When Prest and her friends started The Heart, few other programs were interrogating such feelings with quite the same rigour. The Heart is dormant now, Prest says, in part because other shows are filling the void. Turn Me On, a long-running series created and hosted by married polyamorous Halifax couple Jeremie Saunders and Bryde MacLean, explores everything from sexual orientation to trans orgasms to planning an orgy. Where Should We Begin, hosted by psychotherapist and relationship guru Esther Perel, invites listeners into her couples-counselling sessions, looking at partners contending with infidelity, impotence, child rearing, and maintaining a sexual connection. Then there’s the Savage Lovecast, by long-time sex-advice columnist Dan Savage, Modern Love, the podcast version of the long-running New York Times essay series, and Dear Sugar, a sex and love podcast co-hosted by advice columnist and bestselling author Cheryl Strayed.
After I listened to The Shadows, I realized there is another kind of education we are missing—a close read of an intimate relationship, a guide that shows us, rather than tells us, how to make and keep a love that endures. The Shadows is a coming-of-age story, a relationship choose your own adventure that shows you so many ways that could make you happy. I think we all carry the questions she asks: Can monogamy work, and should it? What kind of love—passionate and intense, or stable and enduring—is the right kind? How do you measure compatibility? What is cheating? How much do you say to your partner? How much do you not say? How do you choose between two entirely different versions of a life? When things get hard, how long do you stay? And how do you decide what it is you want, anyway, amid an ever-shifting emotional landscape?
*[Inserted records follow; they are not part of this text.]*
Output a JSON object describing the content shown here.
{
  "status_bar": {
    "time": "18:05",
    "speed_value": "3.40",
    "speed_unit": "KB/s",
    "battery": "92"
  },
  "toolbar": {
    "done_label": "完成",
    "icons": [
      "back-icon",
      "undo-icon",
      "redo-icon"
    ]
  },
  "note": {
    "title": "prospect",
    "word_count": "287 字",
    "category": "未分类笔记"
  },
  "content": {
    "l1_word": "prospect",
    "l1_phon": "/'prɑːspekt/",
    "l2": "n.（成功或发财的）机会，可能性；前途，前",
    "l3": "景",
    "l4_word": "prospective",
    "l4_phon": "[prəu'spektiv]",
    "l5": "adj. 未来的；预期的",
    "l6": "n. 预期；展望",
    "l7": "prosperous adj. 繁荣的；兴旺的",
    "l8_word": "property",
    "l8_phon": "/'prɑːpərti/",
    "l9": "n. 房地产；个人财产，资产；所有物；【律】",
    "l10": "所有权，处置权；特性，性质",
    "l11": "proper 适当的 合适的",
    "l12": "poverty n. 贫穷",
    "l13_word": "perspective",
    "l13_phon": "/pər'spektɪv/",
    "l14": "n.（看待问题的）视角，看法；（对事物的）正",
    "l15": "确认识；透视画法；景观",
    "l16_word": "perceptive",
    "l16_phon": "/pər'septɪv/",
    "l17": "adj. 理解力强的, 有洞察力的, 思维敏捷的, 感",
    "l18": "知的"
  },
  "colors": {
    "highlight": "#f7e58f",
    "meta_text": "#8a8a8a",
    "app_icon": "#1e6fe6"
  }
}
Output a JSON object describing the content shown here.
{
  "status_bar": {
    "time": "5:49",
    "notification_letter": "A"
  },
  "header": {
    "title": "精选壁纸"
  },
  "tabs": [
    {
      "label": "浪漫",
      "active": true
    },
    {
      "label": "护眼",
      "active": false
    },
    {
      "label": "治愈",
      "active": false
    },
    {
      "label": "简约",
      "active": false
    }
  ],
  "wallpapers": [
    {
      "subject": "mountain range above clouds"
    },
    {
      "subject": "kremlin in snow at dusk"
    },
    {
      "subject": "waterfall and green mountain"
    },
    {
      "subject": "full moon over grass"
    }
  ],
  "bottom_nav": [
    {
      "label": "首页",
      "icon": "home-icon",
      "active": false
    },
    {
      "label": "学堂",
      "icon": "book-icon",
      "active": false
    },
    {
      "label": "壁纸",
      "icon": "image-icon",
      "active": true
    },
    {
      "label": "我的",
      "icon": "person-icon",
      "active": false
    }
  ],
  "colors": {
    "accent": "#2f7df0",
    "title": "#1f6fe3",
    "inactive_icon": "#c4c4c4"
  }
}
When I leave Prest’s home and studio, three hours later, she’s already moved past these knotty questions. If there will be a second season of The Shadows, she says as she walks me down the stairs and out to her front porch, it’ll be about power. What happens, she wonders now, when you spend your whole life critiquing power and then you have some? “It feels like we’re entering a time where, for the first time ever, women have more power than they ever have. Finally!” she says, pausing for effect. “And I think now what we need to look at is how to use that power for good once we have it.”